Doctoral thesis, 2015
Outbreak dynamics of the spruce bark beetle Ips typographus in time and spaceKärvemo, Simon
AbstractThe European spruce bark beetle Ips typographus (L.) is one of the most important pests of mature Norway spruce Picea abies (Karst.) in Europe. Outbreaks (periods with large-scale beetle-caused tree mortality) are often triggered by large-scale stormfellings or drought, which provide a large surplus of suitable breeding material. The overall aim of the studies in this thesis was to increase knowledge about how forest characteristics and local beetle populations influence tree mortality and bark beetle outbreak dynamics in time and space. We found that the size of infestation spots in general were small (<10 killed trees), that they had high extinction probabilities in the next beetle generation. The main factors increasing the probability of infestation spots in new locations (i.e. colonisations) and decreasing the probability of spot extinction were volume of spruce per ha and to some extent connectivity (i.e. distance and spot size) to neighbouring infestation spots from the previous year. The total number of killed trees during the outbreak in stands surrounding storm gaps increased with the size of the local population of I. typographus initially produced in the storm-felled trees in the storm gaps (measured as number of colonised stormfelled trees). The effect of the previous year’s local population declined as the outbreak progressed due to host tree depletion in the areas with the largest storm gaps. The reproductive success of beetles at the tree level scale was negatively influenced by the colonisation density (as a result of intraspecific competition), which in turn was affected by the trees’ diameter. The reproductive success and colonisation density differed strongly between the outbreak years. A low reproductive success in the final years may have contributed to the ultimate collapse of the outbreak. Increases in the density of natural enemies were lower than expected but may also have contributed somewhat to the outbreak collapse. The results from the different studies demonstrate a large complexity in the bark beetle-host tree interactions that influence the outbreak dynamics of I. typographus in time and space.
KeywordsBark samples; Colonisation density; Connectivity; Forest insect pest; Natural enemies; Norway spruce; Infestation spots; Reproductive success

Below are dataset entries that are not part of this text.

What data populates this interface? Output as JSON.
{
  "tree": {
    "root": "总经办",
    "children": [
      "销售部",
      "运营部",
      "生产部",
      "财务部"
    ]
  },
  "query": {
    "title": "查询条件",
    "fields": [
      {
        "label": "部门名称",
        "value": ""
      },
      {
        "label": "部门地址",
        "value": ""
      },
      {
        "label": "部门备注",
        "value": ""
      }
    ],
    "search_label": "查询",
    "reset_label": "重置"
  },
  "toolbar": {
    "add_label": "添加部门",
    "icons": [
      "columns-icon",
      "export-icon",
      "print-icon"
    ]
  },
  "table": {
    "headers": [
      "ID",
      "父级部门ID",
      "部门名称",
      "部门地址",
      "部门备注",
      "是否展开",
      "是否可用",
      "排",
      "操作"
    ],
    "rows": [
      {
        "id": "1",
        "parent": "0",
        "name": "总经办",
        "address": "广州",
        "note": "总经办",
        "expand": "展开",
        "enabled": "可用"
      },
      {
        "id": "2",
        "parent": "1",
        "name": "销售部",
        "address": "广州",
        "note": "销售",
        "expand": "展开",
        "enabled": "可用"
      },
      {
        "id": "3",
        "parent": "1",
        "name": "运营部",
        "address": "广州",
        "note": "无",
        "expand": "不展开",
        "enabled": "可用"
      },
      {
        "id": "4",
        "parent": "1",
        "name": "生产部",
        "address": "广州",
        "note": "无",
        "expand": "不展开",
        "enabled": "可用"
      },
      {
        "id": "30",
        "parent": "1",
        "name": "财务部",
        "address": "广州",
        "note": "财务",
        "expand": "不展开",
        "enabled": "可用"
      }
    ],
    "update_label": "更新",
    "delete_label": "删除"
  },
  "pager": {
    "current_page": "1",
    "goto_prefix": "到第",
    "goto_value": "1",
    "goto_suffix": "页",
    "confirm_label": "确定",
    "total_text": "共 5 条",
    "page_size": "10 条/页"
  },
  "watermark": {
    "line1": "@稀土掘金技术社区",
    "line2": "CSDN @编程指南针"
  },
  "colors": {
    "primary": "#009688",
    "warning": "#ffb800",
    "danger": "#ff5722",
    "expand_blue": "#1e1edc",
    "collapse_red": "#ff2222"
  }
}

Published inActa Universitatis Agriculturae Sueciae
2015, number: 2015:27
ISBN: 978-91-576-8252-9, eISBN: 978-91-576-8253-6
Publisher: Department of Ecology, Swedish University of Agricultural Sciences